The 10 tracks serve as a collection of love letters to Barnett’s friends and family, as well as herself. But there’s an understanding that one cannot say everything in a three-minute song and that most things are felt rather than said.


The album kicks off with Rae Street, an upbeat ode to acknowledging the power of time, recognizing the relentlessness of change and learning that expectations are pointless. For this record, Barnett brought in Australian drummer Stella Mozgawa to help reorganize her music, including how she uses drum beats. The role of percussion on the album is much more evident than in Barnett’s past work. It’s still a smooth, mellow beat, but it allows for a more rocking and positive tone.


Barnett has written and recorded her most cohesive, warm-hearted album yet. She transforms troubling experiences and daily struggles into opportunities and looks forward to the future. In the second song on the album, Sunfair Sundown, she addresses the importance of resiliency in the face of adversity. It’s kind, and the acoustics are warm. It dances around in your head.


On each song, Barnett’s mellow, monotone melds graciously with energetic drum loops and melodious guitar. The album is a feel-good, yet weary survey of the world, and it’s the perfect remedy for a depressive funk.
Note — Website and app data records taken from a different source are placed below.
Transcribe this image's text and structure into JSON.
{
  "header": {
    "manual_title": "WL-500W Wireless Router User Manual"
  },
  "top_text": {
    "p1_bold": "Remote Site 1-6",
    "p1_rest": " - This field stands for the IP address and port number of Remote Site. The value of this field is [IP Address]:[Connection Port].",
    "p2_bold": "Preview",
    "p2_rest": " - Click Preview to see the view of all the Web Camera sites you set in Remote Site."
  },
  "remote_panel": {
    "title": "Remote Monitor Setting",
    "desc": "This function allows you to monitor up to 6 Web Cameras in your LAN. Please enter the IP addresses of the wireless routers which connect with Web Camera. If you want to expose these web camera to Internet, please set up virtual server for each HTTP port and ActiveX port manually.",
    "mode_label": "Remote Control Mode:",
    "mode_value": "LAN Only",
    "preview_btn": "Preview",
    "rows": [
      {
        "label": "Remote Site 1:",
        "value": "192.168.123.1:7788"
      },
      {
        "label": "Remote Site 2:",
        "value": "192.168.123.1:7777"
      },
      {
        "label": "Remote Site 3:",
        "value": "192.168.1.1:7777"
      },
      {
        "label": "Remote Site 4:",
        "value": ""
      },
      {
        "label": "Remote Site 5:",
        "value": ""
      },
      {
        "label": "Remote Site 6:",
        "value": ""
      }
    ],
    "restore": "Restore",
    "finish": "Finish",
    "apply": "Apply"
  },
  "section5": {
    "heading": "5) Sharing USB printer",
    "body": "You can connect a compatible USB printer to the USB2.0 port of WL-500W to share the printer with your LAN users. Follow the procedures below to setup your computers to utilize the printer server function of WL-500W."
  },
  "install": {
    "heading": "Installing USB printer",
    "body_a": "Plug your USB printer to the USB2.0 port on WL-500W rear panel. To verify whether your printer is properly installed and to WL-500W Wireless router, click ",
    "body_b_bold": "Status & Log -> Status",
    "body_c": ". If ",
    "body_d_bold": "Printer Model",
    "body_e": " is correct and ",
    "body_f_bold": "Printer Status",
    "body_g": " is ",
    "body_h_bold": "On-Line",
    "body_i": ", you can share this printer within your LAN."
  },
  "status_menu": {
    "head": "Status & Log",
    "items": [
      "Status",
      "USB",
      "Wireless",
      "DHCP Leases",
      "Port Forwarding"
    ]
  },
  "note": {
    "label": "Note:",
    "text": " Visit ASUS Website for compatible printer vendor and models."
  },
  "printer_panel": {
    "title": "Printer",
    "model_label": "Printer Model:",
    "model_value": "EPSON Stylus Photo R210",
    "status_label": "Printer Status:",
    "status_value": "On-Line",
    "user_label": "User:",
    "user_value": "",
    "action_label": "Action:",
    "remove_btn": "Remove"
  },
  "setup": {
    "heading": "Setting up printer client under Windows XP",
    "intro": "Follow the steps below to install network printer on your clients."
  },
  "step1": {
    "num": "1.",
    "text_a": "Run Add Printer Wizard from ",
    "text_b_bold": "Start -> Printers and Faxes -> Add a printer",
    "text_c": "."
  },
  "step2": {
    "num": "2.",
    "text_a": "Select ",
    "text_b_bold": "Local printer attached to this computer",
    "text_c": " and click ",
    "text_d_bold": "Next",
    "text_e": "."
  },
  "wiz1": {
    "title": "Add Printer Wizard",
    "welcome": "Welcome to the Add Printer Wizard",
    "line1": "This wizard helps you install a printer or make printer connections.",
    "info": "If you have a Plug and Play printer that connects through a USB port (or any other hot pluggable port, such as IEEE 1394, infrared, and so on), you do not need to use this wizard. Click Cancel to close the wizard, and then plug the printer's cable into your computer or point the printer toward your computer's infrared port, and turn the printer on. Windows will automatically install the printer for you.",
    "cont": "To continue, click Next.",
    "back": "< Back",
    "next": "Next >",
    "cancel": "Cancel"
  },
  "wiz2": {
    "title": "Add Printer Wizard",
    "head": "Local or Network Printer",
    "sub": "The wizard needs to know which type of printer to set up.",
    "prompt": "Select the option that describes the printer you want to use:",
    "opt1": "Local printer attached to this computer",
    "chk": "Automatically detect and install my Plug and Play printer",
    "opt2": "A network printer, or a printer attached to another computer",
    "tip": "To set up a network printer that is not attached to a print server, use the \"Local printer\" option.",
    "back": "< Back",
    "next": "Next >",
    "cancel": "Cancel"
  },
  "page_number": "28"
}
It sure helped Barnett get out of one.

 

Start with the song Write A List Of Things To Look Forward To, and you might hear a more upbeat version of some of PJ Harvey’s pieces, such as You Said Something. Both lead with their lyrics.

 

Pay attention to the way Barnett sounds as though she is talking directly to the listener. She sings conversationally, delivering lyrics by talking and then smoothly transitioning into a melody.


Barnett is scheduled to to kick off her U.S. and Canada tour for Things Take Time, Take Time, November in California. Follow Barnett and her tour dates by visiting her website.

Kendall Polidori is The Rockhound, Luckbox’s resident rock critic. Follow her reviews on Instagram @rockhound_luckbox and Twitter @rockhoundlb.